coronavirus stimulus

What Happens If Trump Won’t Sign the Stimulus Bill?

Trump ends the year the only way he knows how: with a late-night meltdown. Photo: Doug Mills-Pool/Getty Images

On Tuesday evening, President Trump threw the fate of one of the year’s most significant pieces of legislation into doubt by “asking Congress to amend” the $908 billion COVID-19 relief bill. The second stimulus package seemed like a done deal, having passed in both chambers of Congress after long-stalled negotiations, but then Trump issued a vague threat to reject the measure if lawmakers do not see to his requests, which include increasing the $600 direct-stimulus check to $2,000. The president’s declaration flew in the face of expectations set by his own aides, who apparently spent the day telling reporters that Trump would back the measure — only to learn he had taped the video at least five hours in advance, the Washington Post reports.

Trump could keep the stimulus bill from becoming law even if he doesn’t veto it in the few remaining days of the 116th Congress, as conditions are ripe for a rare “pocket veto” — which can’t be overridden.

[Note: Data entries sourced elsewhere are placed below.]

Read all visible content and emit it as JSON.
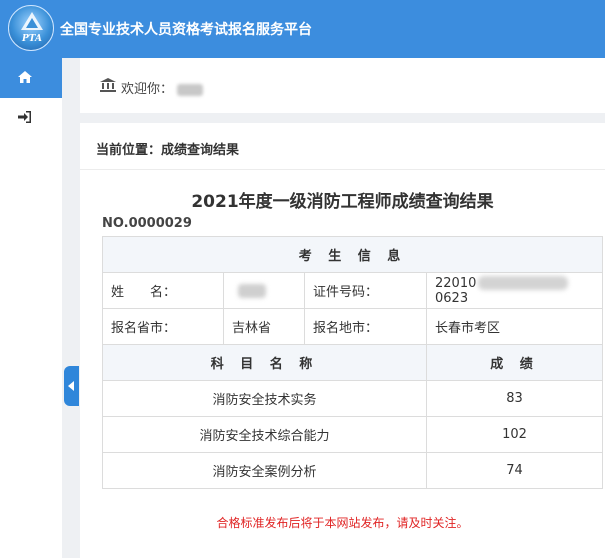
{
  "header": {
    "logo_text": "PTA",
    "title": "全国专业技术人员资格考试报名服务平台"
  },
  "sidebar": {
    "items": [
      {
        "icon": "home-icon",
        "active": true
      },
      {
        "icon": "sign-in-icon",
        "active": false
      }
    ]
  },
  "welcome": {
    "label": "欢迎你："
  },
  "breadcrumb": {
    "text": "当前位置：成绩查询结果"
  },
  "result": {
    "title": "2021年度一级消防工程师成绩查询结果",
    "record_no": "NO.0000029",
    "info_header": "考 生 信 息",
    "fields": {
      "name_label": "姓　　名：",
      "id_label": "证件号码：",
      "id_prefix": "22010",
      "id_suffix": "0623",
      "province_label": "报名省市：",
      "province_value": "吉林省",
      "site_label": "报名地市：",
      "site_value": "长春市考区"
    },
    "scores_header": {
      "subject": "科 目 名 称",
      "score": "成 绩"
    },
    "scores": [
      {
        "subject": "消防安全技术实务",
        "score": "83"
      },
      {
        "subject": "消防安全技术综合能力",
        "score": "102"
      },
      {
        "subject": "消防安全案例分析",
        "score": "74"
      }
    ],
    "notice": "合格标准发布后将于本网站发布，请及时关注。"
  },
  "colors": {
    "header_bg": "#3c8dde",
    "notice": "#e02424"
  }
}
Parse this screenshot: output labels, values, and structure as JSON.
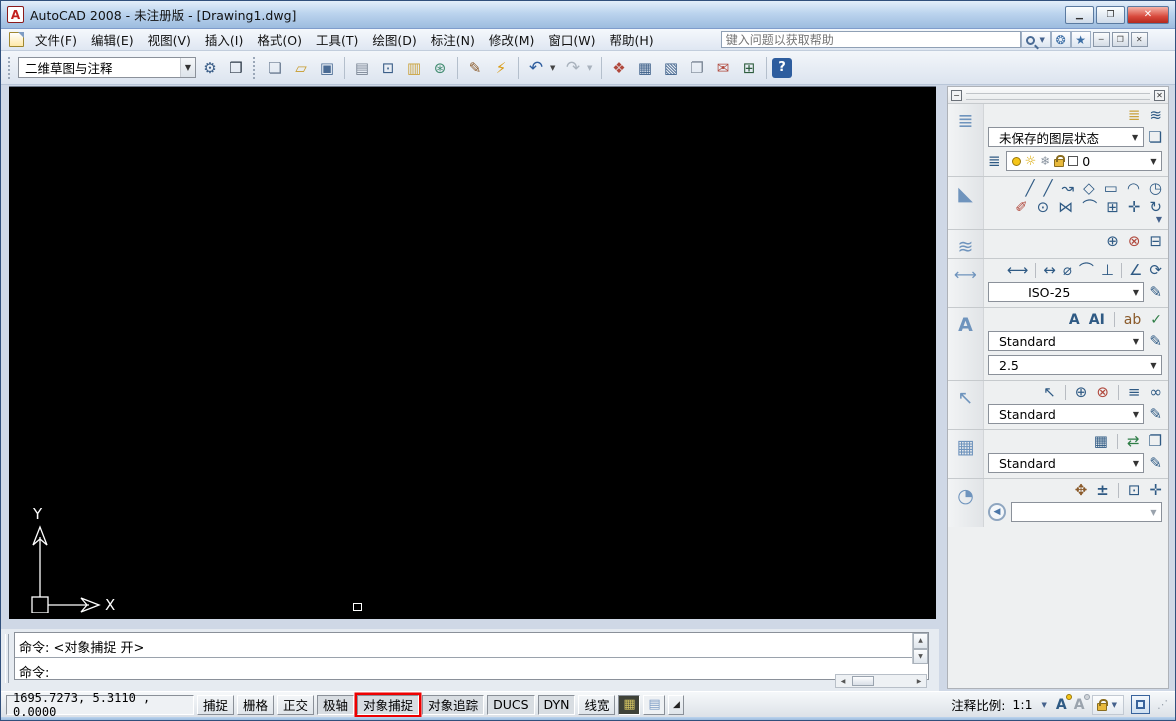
{
  "window": {
    "title": "AutoCAD 2008 - 未注册版 - [Drawing1.dwg]"
  },
  "menu": {
    "items": [
      "文件(F)",
      "编辑(E)",
      "视图(V)",
      "插入(I)",
      "格式(O)",
      "工具(T)",
      "绘图(D)",
      "标注(N)",
      "修改(M)",
      "窗口(W)",
      "帮助(H)"
    ],
    "search_placeholder": "键入问题以获取帮助"
  },
  "toolbar": {
    "workspace_selected": "二维草图与注释"
  },
  "canvas": {
    "ucs_y_label": "Y",
    "ucs_x_label": "X"
  },
  "dashboard": {
    "layers": {
      "layer_state": "未保存的图层状态",
      "current_layer": "0"
    },
    "dimensions": {
      "style": "ISO-25"
    },
    "text": {
      "style": "Standard",
      "height": "2.5"
    },
    "multileader": {
      "style": "Standard"
    },
    "tables": {
      "style": "Standard"
    },
    "navigate": {
      "position_value": ""
    }
  },
  "command": {
    "history_line": "命令:  <对象捕捉 开>",
    "prompt": "命令:"
  },
  "statusbar": {
    "coordinates": "1695.7273, 5.3110 , 0.0000",
    "toggles": [
      {
        "label": "捕捉",
        "active": false,
        "highlighted": false
      },
      {
        "label": "栅格",
        "active": false,
        "highlighted": false
      },
      {
        "label": "正交",
        "active": false,
        "highlighted": false
      },
      {
        "label": "极轴",
        "active": true,
        "highlighted": false
      },
      {
        "label": "对象捕捉",
        "active": true,
        "highlighted": true
      },
      {
        "label": "对象追踪",
        "active": true,
        "highlighted": false
      },
      {
        "label": "DUCS",
        "active": true,
        "highlighted": false
      },
      {
        "label": "DYN",
        "active": true,
        "highlighted": false
      },
      {
        "label": "线宽",
        "active": false,
        "highlighted": false
      }
    ],
    "annotation_scale_label": "注释比例:",
    "annotation_scale_value": "1:1"
  },
  "icons": {
    "app-logo": "A",
    "minimize": "▁",
    "maximize": "❐",
    "close": "✕",
    "search-dropdown": "▼",
    "comm-center": "❂",
    "favorites-star": "★",
    "mdi-minimize": "─",
    "mdi-restore": "❐",
    "mdi-close": "✕",
    "workspace-gear": "⚙",
    "my-workspace": "❒",
    "file-new": "❏",
    "folder-open": "▱",
    "save": "▣",
    "plot": "▤",
    "plot-preview": "⊡",
    "publish": "▥",
    "dwf": "⊛",
    "matchprop": "✎",
    "quick-edit": "⚡",
    "undo": "↶",
    "redo": "↷",
    "dropdown": "▼",
    "properties": "❖",
    "designcenter": "▦",
    "toolpalettes": "▧",
    "sheetset": "❐",
    "markupset": "✉",
    "quickcalc": "⊞",
    "help": "?",
    "layers-panel": "≣",
    "layer-props": "≣",
    "layer-isolate": "≋",
    "layer-states-mgr": "❏",
    "layer-prev": "≣",
    "freeze": "❄",
    "draw-panel": "◣",
    "line": "╱",
    "construction-line": "╱",
    "polyline": "↝",
    "polygon": "◇",
    "rectangle": "▭",
    "arc": "◠",
    "circle": "◷",
    "erase": "✐",
    "copy": "⊙",
    "mirror": "⋈",
    "fillet": "⌒",
    "array": "⊞",
    "move": "✛",
    "rotate": "↻",
    "scales-panel": "≋",
    "scale-add": "⊕",
    "scale-delete": "⊗",
    "scale-sync": "⊟",
    "dim-panel": "⟷",
    "dim-linear": "⟷",
    "dim-aligned": "↔",
    "dim-radius": "⌀",
    "dim-arc": "⌒",
    "dim-ordinate": "⊥",
    "dim-angular": "∠",
    "dim-jogged": "⟳",
    "dim-style-edit": "✎",
    "text-panel": "A",
    "mtext": "A",
    "dtext": "AI",
    "text-find": "ab",
    "text-spell": "✓",
    "text-style-edit": "✎",
    "mleader-panel": "↖",
    "mleader": "↖",
    "mleader-add": "⊕",
    "mleader-remove": "⊗",
    "mleader-align": "≡",
    "mleader-collect": "∞",
    "mleader-style-edit": "✎",
    "table-panel": "▦",
    "table-new": "▦",
    "table-datalink": "⇄",
    "table-cell": "❐",
    "table-style-edit": "✎",
    "nav-panel": "◔",
    "pan": "✥",
    "zoom-realtime": "±",
    "zoom-window": "⊡",
    "zoom-extents": "✛",
    "nav-back": "◀",
    "up-arrow": "▲",
    "down-arrow": "▼",
    "left-arrow": "◀",
    "right-arrow": "▶",
    "model-tab": "▦",
    "layout-tab": "▤",
    "mp-toggle": "◢",
    "annot-vis": "A",
    "annot-auto": "A",
    "grip-dots": "⋰"
  }
}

Further, because the COVID-19 relief bill was attached to a $1.4 trillion end-of-year omnibus spending measure to fund the government through September 2021, and because the government is currently operating on a seven-day interim spending bill that will soon expire, Trump’s potential veto or refusal to sign the stimulus package could trigger a government shutdown before year’s end. Here, some dates and deadlines to keep in mind as the situation unfolds in the coming days.

December 23: Deadline to Block “Pocket Veto”

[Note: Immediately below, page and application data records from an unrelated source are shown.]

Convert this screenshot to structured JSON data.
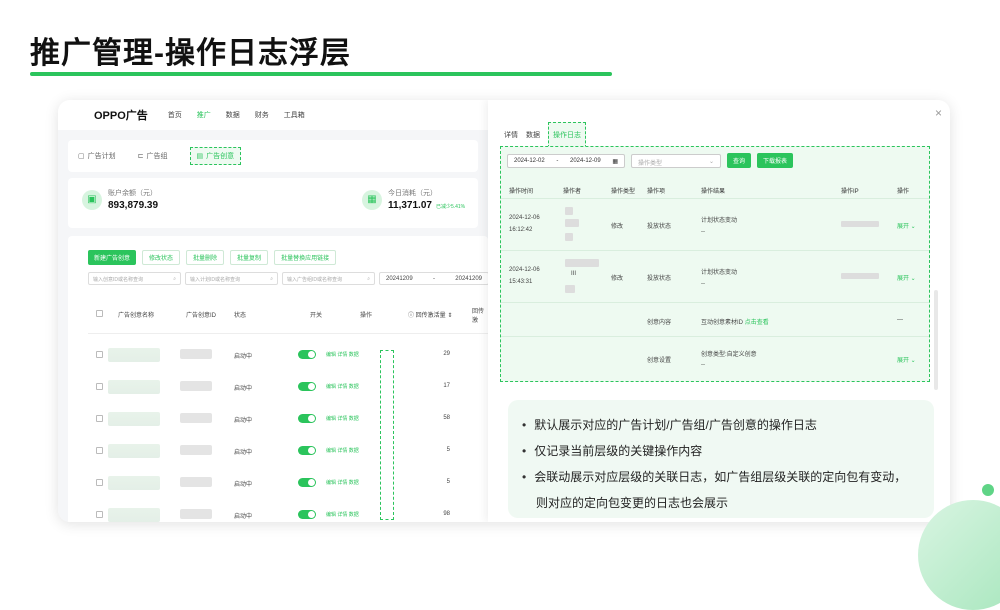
{
  "slide": {
    "title": "推广管理-操作日志浮层"
  },
  "app": {
    "logo": "OPPO广告",
    "nav": [
      "首页",
      "推广",
      "数据",
      "财务",
      "工具箱"
    ],
    "tabs": [
      "广告计划",
      "广告组",
      "广告创意"
    ],
    "stats": {
      "balance_label": "账户余额（元）",
      "balance_value": "893,879.39",
      "today_label": "今日消耗（元）",
      "today_value": "11,371.07",
      "today_delta": "已减少5.41%"
    },
    "buttons": [
      "新建广告创意",
      "修改状态",
      "批量删除",
      "批量复制",
      "批量替换应用链接"
    ],
    "search": [
      "输入创意ID或名称查询",
      "输入计划ID或名称查询",
      "输入广告组ID或名称查询"
    ],
    "date_from": "20241209",
    "date_to": "20241209",
    "headers": [
      "广告创意名称",
      "广告创意ID",
      "状态",
      "开关",
      "操作",
      "回传激活量",
      "回传激"
    ],
    "rows": [
      {
        "status": "启动中",
        "ops": "编辑 详情 数据",
        "value": "29"
      },
      {
        "status": "启动中",
        "ops": "编辑 详情 数据",
        "value": "17"
      },
      {
        "status": "启动中",
        "ops": "编辑 详情 数据",
        "value": "58"
      },
      {
        "status": "启动中",
        "ops": "编辑 详情 数据",
        "value": "5"
      },
      {
        "status": "启动中",
        "ops": "编辑 详情 数据",
        "value": "5"
      },
      {
        "status": "启动中",
        "ops": "编辑 详情 数据",
        "value": "98"
      }
    ]
  },
  "panel": {
    "tabs": [
      "详情",
      "数据",
      "操作日志"
    ],
    "date_from": "2024-12-02",
    "date_to": "2024-12-09",
    "type_placeholder": "操作类型",
    "query_button": "查询",
    "download_button": "下载报表",
    "headers": [
      "操作时间",
      "操作者",
      "操作类型",
      "操作项",
      "操作结果",
      "操作IP",
      "操作"
    ],
    "logs": [
      {
        "date": "2024-12-06",
        "time": "16:12:42",
        "type": "修改",
        "item": "投放状态",
        "result": "计划状态变动",
        "result2": "--",
        "action": "展开"
      },
      {
        "date": "2024-12-06",
        "time": "15:43:31",
        "op_mid": "III",
        "type": "修改",
        "item": "投放状态",
        "result": "计划状态变动",
        "result2": "--",
        "action": "展开"
      }
    ],
    "sub1": {
      "item": "创意内容",
      "result_prefix": "互动创意素材ID",
      "result_link": "点击查看",
      "action": "—"
    },
    "sub2": {
      "item": "创意设置",
      "result": "创意类型:自定义创意",
      "result2": "--",
      "action": "展开"
    }
  },
  "bullets": [
    "默认展示对应的广告计划/广告组/广告创意的操作日志",
    "仅记录当前层级的关键操作内容",
    "会联动展示对应层级的关联日志，如广告组层级关联的定向包有变动，",
    "则对应的定向包变更的日志也会展示"
  ]
}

Congress needed to get the bill to Trump before Christmas Eve in order to block the “pocket veto” option, as congressional reporter Chad Pergram explained:

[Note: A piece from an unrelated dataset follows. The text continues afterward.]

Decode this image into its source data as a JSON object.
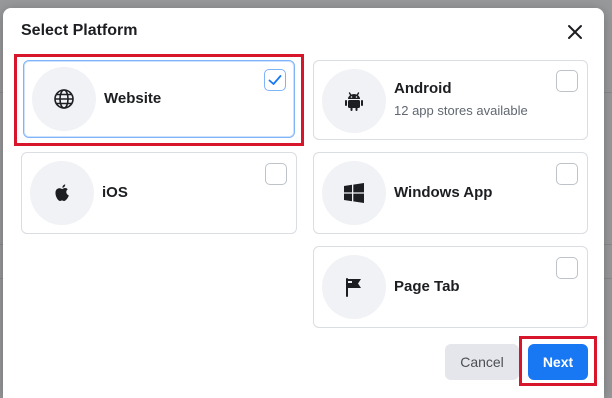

Under normal circumstances, once a bill is sent to the president, he has ten days (excluding Sundays) to either sign or veto it. If he does not act during that time frame, the bill automatically becomes law. But if the current congressional session comes to an end during that ten-day window, the “pocket veto” comes into play. Since the president hasn’t formally rejected the bill and Congress is adjourned, it can’t initiate the veto-override process.

December 24: A Vote on $2,000 Checks?

On Christmas Eve, House Democrats tried to approve Trump’s request for $2,000 stimulus payments but they were stopped by Republicans. Democratic leadership in the House attempted to push through the proposal with “unanimous consent,” but House Republicans blocked the effort. In an attempt to counter the bid by Democratic leadership, House Republicans that day tried, also through “unanimous consent,” to pass a request to reevaluate foreign aid in a related omnibus spending package — another source of criticism for Trump. That effort was blocked by House Democrats.

December 26: COVID Aid Expires

Some coronavirus aid programs are due to expire on the 26th, including Pandemic Unemployment Assistance (PUA), which provides aid to workers who are typically ineligible for UI benefits, such as gig workers and independent contractors, and Federal Pandemic Unemployment Assistance (FPUA), which supplements state UI compensation with an additional $300 per week.

December 28: Government Shutdown?

On Monday, the seven-day interim spending bill that the government is currently operating on will expire. Since the COVID-19 relief bill is packaged with the omnibus spending bill that funds the federal government, Trump’s veto, or refusal to sign the measure into law by December 28, would cause a government shutdown.

A possible solution: The Senate is set to convene for a pro forma session on December 28 and, provided no lawmakers object, could pass another stopgap funding bill by unanimous consent to keep the government from shutting down, The Hill reports.

January 3: Congress Adjourns

The current congressional session ends. The 116th Congress must adjourn “sine die,” or without setting any future date to reconvene, by 11:59 p.m. on January 3.

As of now, the new 117th Congress is scheduled to convene at noon on the same day, a date specified by the Constitution. But due to pandemic-related planning complications, as well as the fact that the third falls on a Sunday this year, the schedule is reportedly subject to change. Whatever date the new body meets, if Trump hasn’t signed the stimulus package by then, Congress will have to start all over.

What Happens If Trump Won’t Sign the Stimulus Bill?